Some sites do better than others in terms of carbon consumption. So, before you start trying to reduce your carbon usage, take a look at how much carbon your site consumes using the carbon calculator. If your site leaves room for improvement, here are a few options.
1. Reduce image size
Images significantly contribute to the size and load-time of a page. Larger files transfer more data and energy, so to avoid slow-loading pages, use images with the correct size and format for your site.
2. Remove redundant content
We all need to create new posts and pages. In fact, if you want to get anywhere with SEO it’s pretty important. But it’s crucial to monitor the number of pages on your site and determine if they are essential or redundant. Regularly cleaning up unnecessary pages saves energy and helps visitors to find the right content.
Bear in mind that a lot of the visits to your websites will be from bots. In fact, bots are thought to make up around 40% of total internet traffic according to Imperva. These are not capable of ignoring redundant pages, so removing them is a great way to reduce the energy consumed by your site. You can also block bad bots from accessing your site.
Unnecessary content isn’t just whole pages either. If your writing style is somewhat woolly, feel free to get to the point. Fewer words means lower energy consumption.
3. Use a green host
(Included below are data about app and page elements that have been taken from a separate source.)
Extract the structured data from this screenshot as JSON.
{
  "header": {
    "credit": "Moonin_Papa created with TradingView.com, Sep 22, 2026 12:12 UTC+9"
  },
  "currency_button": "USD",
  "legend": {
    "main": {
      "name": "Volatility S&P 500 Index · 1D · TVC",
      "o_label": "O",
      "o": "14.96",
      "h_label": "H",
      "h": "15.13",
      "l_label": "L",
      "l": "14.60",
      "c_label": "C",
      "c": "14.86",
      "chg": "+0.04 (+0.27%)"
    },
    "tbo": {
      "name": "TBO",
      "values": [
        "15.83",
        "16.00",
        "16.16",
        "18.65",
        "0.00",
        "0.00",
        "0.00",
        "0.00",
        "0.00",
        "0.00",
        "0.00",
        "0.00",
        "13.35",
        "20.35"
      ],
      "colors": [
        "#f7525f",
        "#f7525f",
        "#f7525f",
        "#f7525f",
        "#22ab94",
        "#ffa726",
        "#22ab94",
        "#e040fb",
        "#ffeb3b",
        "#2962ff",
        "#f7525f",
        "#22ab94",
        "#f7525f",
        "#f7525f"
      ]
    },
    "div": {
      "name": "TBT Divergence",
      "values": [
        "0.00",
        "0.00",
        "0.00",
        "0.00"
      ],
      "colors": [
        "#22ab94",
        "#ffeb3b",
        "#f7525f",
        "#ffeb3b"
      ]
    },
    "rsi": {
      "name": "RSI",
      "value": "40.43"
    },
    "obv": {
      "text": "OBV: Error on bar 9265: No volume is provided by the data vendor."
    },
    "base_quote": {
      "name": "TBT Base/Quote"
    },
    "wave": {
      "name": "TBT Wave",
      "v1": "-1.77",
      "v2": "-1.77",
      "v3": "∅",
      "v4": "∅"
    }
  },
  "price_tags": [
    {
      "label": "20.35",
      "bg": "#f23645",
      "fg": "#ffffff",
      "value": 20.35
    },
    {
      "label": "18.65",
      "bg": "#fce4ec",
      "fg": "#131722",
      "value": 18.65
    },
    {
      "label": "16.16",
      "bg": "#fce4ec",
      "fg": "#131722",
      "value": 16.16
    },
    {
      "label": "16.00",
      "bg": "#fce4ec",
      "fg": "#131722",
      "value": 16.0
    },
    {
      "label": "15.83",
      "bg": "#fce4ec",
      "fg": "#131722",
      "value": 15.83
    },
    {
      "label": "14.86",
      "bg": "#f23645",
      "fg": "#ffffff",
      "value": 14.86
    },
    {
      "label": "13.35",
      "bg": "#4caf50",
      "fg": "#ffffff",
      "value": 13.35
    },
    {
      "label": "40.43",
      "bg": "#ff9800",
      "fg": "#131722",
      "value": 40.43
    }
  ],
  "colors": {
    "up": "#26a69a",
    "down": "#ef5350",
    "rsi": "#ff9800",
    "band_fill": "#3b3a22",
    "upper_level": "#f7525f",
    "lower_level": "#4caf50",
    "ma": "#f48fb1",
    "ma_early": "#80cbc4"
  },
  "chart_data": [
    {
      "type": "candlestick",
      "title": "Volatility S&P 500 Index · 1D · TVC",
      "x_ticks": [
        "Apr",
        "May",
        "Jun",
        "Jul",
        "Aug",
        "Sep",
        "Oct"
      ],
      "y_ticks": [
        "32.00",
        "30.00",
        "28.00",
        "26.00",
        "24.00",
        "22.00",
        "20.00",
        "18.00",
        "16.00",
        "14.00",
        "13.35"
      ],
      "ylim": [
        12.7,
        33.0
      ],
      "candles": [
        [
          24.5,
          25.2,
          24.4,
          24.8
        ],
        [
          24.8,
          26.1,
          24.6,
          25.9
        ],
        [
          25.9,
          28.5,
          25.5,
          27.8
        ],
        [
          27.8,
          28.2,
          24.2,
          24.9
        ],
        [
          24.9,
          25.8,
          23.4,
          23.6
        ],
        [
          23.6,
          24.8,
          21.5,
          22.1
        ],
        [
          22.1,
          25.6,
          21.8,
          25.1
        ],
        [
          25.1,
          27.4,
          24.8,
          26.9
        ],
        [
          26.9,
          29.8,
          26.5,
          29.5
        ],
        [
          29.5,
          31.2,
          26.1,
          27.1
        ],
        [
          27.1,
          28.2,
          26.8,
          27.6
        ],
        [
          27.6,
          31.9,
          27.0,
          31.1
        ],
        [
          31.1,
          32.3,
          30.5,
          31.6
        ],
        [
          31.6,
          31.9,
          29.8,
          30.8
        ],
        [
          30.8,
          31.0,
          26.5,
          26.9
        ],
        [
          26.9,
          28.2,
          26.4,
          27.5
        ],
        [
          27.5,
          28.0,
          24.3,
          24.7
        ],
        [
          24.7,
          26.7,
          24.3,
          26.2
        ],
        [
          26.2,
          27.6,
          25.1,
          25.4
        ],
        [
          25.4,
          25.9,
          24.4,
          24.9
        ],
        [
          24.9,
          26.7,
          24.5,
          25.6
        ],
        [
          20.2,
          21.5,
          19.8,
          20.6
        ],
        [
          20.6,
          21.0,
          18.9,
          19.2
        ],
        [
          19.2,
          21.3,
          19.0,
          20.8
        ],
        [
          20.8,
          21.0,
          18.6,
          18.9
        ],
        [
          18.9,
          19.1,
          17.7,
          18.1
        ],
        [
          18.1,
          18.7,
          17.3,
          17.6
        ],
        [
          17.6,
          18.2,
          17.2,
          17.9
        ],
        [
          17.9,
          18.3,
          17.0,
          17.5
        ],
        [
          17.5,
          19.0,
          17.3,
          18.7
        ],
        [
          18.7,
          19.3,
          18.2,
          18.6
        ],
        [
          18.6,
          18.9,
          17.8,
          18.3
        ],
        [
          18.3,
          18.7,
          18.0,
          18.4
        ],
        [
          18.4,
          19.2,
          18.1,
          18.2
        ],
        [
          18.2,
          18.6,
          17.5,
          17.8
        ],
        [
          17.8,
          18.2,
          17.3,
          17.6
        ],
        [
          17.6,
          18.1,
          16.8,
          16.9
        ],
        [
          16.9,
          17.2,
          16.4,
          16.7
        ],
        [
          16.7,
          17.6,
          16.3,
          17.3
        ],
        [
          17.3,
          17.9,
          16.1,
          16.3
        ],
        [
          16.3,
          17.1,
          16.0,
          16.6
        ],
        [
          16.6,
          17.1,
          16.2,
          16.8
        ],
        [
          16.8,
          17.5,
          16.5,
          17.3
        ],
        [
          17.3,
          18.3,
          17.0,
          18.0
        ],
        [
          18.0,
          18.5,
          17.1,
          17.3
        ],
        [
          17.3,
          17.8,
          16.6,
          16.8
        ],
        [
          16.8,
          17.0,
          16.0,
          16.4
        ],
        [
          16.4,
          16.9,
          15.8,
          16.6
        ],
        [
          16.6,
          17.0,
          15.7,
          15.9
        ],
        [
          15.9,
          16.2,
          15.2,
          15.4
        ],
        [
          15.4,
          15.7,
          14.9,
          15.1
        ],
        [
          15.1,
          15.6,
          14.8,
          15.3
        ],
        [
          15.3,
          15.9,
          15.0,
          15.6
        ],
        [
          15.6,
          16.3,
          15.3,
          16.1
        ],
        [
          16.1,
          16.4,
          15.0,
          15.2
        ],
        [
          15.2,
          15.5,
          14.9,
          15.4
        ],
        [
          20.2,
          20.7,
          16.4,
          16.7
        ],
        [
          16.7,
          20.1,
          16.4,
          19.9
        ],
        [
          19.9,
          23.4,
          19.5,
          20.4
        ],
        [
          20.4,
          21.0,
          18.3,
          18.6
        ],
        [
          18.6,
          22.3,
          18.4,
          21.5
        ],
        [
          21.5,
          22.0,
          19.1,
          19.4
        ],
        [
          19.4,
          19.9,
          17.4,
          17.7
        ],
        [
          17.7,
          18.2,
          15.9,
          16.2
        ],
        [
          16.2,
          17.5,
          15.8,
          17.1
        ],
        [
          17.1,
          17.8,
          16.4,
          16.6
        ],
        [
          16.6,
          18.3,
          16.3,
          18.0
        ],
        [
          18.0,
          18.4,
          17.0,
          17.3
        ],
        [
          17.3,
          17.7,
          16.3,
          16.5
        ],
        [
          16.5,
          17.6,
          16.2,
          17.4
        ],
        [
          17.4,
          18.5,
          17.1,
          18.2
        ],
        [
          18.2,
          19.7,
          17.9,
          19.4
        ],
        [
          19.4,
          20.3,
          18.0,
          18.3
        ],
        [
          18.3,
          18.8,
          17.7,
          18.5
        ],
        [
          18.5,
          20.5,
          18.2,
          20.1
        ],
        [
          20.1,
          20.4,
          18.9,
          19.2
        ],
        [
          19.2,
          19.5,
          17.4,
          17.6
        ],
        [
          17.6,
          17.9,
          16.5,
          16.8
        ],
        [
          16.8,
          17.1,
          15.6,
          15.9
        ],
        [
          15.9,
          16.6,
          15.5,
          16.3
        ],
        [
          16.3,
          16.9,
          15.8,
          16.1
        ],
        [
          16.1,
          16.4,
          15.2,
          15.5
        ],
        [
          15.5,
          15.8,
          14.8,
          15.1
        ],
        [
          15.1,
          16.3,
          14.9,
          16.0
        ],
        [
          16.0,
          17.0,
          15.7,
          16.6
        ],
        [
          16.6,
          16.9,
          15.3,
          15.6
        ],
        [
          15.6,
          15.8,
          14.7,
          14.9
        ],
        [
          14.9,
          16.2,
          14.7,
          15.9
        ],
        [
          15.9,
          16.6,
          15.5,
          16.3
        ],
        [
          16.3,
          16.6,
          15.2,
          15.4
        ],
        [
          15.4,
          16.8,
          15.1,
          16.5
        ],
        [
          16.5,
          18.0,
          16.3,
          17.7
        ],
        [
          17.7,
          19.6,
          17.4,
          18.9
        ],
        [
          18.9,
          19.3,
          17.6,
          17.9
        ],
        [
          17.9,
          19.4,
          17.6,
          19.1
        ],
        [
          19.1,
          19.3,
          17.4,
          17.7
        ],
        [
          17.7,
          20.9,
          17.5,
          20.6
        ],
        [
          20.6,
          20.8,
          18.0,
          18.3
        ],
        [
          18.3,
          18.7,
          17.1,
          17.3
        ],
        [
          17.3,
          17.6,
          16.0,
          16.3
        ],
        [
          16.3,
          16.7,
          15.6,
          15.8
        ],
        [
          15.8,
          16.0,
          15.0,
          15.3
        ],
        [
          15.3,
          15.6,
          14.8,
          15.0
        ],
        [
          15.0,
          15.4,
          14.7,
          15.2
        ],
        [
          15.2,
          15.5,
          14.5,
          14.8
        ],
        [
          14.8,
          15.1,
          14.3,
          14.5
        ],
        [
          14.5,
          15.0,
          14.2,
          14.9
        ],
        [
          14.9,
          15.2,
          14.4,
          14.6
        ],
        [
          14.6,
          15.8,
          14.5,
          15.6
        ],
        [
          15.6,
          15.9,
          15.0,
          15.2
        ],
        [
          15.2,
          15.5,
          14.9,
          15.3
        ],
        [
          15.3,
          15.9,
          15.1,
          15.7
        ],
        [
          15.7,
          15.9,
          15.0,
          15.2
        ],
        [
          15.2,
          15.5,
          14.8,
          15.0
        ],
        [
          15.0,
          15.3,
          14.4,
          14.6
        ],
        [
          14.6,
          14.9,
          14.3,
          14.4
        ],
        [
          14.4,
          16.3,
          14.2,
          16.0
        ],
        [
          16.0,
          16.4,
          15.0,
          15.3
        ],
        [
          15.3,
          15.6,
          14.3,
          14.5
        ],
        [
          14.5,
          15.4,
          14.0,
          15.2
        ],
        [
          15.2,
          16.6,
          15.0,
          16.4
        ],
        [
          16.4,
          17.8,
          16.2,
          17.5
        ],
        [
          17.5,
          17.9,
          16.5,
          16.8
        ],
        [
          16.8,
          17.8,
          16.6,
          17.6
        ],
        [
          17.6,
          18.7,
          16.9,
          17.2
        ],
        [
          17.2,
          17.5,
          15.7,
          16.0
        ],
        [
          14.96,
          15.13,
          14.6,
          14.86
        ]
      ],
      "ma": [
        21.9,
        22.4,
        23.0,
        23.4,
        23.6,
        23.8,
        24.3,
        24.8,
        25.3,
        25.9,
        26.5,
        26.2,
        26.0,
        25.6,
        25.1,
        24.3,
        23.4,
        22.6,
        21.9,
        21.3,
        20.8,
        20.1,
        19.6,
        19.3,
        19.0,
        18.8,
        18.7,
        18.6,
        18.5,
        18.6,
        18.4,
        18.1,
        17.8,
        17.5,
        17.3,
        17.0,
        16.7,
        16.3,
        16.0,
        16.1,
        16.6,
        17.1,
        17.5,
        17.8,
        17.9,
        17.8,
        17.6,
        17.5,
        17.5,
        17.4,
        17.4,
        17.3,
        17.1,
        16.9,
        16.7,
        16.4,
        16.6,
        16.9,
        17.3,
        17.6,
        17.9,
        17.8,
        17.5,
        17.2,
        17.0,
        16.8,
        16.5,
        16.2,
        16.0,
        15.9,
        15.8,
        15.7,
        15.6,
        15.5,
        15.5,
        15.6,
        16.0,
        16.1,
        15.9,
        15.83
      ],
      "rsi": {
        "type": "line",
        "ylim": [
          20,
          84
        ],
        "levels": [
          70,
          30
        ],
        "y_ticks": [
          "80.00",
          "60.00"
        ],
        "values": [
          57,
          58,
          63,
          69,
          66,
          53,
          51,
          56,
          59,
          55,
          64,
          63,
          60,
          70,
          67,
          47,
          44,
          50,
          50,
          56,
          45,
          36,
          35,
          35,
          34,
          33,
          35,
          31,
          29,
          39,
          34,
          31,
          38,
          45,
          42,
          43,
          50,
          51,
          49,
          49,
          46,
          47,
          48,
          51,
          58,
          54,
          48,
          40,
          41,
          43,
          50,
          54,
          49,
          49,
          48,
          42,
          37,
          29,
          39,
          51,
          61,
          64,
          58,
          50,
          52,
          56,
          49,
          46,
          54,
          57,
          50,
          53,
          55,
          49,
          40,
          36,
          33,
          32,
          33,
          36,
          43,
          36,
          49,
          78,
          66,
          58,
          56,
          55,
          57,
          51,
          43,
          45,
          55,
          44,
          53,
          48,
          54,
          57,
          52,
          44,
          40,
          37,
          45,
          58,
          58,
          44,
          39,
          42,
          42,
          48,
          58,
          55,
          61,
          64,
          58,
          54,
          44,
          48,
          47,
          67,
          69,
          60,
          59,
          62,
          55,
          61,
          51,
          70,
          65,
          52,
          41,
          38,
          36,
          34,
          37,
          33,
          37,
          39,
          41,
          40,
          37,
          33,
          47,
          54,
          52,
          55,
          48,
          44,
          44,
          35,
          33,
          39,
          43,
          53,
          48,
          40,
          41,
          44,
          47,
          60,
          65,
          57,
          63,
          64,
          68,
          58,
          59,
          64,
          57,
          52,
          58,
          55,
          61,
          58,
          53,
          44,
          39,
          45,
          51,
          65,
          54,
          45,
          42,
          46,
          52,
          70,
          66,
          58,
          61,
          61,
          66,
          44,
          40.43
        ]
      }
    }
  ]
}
Using a “green” hosting company is an easy way to reduce the environmental impact of your website. Green hosting providers use highly energy-efficient data centres that operate using renewable energy sources. Check out The Green Web Foundation to find hosts whose values align with your carbon-reduction goals, or talk to us about green WordPress hosting from our provider, Clook.net*.
4. Use clean coding
Simple, clean code will allow you to write efficient queries avoiding duplication. When using WordPress, bear in mind that even if the coding of your site is great, plugins could be causing issues. Try to stick with plugins that minimise server load and don’t add unnecessary weight to your pages.
5. Remove unnecessary plugins
Whilst some plugins are better than others in terms of efficiency, if you don’t need it, just get rid of it. This can improve your site security as well as decreasing data usage.
6. Reduce http requests
Reducing the amount of files requested from the server speeds up delivery of the files we do need. Plugins are a guilty party here again, because they can often unnecessarily request multiple resources. To reduce this, you can use “wp_dequeue_script” and “wp_dequeue_style” to filter out assets you don’t need. Further information on reducing http requests is available from our WordPress performance auditing and optimisation blog.
7. Use browser caching
Browser caching can further shorten your page load times by saving a copy of your content on the hard drive of a device. That means that next time the user loads your page, most of the info will already be stored so it loads quicker. Meaning less pressure on the server and therefore lower energy consumption.
8. Avoid multiple redirects
As mentioned above, redirects considerably slow down your site’s response time and increase requests to the server. That’s why removing them can be a quick fix for lowering your carbon footprint.
9. Avoid page builders
The problem with page builders is that they increase the response time due to unnecessary code in each page. If you’re serious about reducing your site’s carbon footprint, it might be time to go for a well-designed bespoke theme, or a site created directly in the WordPress Gutenberg editor.
Chloë Thomas, author and founder (amongst other things!), had this to say about how our work more than halved the carbon footprint of her websites after we migrated them away from the Elementor pagebuilder to a bespoke WordPress theme:
We started a rebranding and speeding up (for SEO) process in January that’s been going live over the Summer – and it’s more than halved the carbon of each page load. Without changing any content – just cleverer coding and better tools…Chloë Thomas, author and founder of eCommerce MasterPlan
If you’d like to talk about optimising your website to improve sustainability and significantly reduce the carbon footprint of your digital presence, get in touch for a chat.
Lead photo by Johann Siemens // * denotes affiliate link